Data records for software interfaces
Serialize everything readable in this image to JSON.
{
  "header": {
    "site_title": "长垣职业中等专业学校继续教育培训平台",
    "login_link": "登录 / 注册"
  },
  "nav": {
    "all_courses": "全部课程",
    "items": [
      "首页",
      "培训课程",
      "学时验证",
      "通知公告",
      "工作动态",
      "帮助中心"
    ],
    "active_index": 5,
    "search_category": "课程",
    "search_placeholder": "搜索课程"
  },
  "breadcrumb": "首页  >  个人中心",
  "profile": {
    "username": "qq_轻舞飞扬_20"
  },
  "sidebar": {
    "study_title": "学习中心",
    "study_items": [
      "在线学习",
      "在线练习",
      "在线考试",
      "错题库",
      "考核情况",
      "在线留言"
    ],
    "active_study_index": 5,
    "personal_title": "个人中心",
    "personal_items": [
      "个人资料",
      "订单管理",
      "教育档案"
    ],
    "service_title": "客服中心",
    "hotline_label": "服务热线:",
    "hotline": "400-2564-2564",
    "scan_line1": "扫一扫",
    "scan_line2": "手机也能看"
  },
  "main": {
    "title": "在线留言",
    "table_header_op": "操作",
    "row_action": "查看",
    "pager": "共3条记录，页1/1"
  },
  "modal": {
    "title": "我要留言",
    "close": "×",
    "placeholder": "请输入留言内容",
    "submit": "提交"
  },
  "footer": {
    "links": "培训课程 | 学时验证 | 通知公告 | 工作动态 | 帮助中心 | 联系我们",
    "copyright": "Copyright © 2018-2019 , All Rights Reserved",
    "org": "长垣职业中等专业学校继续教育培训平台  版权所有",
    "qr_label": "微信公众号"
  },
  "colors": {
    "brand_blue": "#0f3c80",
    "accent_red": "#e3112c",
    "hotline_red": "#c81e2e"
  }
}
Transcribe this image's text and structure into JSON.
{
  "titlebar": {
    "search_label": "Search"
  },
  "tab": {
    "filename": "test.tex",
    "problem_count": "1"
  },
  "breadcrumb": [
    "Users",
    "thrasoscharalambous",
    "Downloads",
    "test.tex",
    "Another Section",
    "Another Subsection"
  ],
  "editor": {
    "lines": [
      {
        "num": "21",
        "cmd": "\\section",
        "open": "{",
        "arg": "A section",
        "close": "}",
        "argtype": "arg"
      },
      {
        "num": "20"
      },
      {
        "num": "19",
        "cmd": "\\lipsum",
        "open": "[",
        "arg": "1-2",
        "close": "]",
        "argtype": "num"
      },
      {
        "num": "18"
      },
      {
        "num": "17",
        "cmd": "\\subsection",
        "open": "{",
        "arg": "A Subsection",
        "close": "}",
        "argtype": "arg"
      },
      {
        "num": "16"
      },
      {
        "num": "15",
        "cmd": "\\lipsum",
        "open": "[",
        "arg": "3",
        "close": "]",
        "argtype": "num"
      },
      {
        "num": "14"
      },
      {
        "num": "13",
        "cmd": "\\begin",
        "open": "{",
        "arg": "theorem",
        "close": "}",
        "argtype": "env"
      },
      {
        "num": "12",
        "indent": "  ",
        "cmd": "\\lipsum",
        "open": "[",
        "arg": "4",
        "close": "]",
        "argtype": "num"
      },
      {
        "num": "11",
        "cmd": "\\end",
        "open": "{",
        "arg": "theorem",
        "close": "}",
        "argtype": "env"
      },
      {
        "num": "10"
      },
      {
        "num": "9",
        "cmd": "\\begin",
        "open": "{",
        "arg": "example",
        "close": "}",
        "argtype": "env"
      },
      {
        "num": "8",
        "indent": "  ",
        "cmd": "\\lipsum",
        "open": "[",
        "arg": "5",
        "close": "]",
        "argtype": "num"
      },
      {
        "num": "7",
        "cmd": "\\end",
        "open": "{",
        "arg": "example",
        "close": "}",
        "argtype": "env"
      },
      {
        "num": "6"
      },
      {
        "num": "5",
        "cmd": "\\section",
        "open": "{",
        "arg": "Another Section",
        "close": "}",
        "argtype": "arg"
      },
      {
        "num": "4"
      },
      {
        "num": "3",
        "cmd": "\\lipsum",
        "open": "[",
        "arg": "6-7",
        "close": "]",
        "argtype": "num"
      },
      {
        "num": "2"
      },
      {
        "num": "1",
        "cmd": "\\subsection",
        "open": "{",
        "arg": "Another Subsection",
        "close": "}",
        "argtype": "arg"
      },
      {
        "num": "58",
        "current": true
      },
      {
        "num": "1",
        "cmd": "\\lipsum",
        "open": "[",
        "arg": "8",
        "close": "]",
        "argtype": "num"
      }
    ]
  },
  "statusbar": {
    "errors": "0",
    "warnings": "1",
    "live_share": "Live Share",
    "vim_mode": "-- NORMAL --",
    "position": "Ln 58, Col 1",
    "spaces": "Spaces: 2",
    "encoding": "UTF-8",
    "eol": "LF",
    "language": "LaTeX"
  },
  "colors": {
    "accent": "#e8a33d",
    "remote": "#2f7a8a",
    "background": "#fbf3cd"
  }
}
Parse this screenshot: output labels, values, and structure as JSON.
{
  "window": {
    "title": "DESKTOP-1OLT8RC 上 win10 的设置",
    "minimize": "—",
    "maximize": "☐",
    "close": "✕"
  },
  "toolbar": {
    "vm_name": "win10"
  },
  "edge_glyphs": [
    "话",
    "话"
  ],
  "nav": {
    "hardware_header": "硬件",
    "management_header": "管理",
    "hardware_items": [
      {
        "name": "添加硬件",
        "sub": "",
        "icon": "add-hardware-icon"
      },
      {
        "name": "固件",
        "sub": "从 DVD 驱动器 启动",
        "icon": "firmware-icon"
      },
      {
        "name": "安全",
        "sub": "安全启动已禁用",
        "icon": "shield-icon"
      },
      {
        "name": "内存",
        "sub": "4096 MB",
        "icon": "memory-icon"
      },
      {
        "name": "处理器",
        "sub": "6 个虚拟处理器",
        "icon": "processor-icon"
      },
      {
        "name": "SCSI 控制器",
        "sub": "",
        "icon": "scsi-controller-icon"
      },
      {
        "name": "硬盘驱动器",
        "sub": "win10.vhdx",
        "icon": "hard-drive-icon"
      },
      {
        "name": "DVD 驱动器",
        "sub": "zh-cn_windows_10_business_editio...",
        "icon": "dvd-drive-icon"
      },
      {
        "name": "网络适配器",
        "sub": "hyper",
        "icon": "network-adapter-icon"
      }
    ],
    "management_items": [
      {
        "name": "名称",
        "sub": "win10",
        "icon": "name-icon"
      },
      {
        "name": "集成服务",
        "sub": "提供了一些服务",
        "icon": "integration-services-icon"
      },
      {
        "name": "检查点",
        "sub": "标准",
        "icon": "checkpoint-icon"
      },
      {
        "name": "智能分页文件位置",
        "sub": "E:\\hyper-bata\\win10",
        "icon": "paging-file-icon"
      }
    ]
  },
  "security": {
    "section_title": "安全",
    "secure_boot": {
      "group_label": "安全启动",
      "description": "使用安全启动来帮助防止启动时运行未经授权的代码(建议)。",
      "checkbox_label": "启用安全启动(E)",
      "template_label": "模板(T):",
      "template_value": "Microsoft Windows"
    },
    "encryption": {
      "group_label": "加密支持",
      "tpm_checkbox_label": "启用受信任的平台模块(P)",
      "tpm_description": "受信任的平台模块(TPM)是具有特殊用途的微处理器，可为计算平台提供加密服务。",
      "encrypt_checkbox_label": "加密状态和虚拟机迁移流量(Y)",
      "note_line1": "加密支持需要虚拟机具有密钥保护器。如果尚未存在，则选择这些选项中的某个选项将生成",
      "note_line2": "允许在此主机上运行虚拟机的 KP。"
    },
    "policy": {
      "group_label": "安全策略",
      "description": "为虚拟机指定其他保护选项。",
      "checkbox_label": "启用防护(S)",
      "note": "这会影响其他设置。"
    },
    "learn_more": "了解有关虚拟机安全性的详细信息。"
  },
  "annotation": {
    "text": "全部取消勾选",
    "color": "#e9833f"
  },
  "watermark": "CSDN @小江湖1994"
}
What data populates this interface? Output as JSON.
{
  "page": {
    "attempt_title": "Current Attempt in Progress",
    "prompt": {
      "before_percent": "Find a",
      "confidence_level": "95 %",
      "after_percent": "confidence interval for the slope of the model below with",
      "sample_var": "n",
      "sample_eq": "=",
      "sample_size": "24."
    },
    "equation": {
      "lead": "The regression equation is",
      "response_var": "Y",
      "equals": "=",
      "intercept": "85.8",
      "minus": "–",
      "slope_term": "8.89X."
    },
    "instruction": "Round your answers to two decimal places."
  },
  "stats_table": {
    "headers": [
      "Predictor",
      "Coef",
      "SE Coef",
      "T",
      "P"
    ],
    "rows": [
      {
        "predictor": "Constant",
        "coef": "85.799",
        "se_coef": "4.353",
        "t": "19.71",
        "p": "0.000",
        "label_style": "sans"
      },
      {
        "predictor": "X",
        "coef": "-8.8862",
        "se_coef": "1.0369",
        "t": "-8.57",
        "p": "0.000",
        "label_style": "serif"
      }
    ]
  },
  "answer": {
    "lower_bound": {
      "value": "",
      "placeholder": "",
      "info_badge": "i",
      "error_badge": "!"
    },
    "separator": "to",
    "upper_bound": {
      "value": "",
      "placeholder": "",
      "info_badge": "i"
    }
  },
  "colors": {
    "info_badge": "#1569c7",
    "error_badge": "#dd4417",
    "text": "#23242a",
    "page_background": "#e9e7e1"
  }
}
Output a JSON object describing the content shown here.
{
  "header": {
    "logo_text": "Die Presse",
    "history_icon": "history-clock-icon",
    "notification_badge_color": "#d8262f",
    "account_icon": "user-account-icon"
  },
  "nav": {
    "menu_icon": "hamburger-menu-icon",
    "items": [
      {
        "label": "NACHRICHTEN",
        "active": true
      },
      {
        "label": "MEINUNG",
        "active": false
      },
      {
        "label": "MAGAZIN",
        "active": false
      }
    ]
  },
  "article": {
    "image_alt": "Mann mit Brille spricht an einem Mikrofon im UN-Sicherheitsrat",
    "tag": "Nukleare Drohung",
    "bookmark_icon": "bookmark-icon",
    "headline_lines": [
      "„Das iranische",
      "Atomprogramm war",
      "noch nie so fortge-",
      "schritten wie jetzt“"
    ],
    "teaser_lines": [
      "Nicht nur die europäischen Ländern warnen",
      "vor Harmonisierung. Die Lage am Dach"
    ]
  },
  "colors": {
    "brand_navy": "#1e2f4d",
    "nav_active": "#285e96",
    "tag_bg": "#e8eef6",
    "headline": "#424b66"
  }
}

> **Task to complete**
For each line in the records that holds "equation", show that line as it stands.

> **Completed exercise**
    "equation": {
      "lead": "The regression equation is",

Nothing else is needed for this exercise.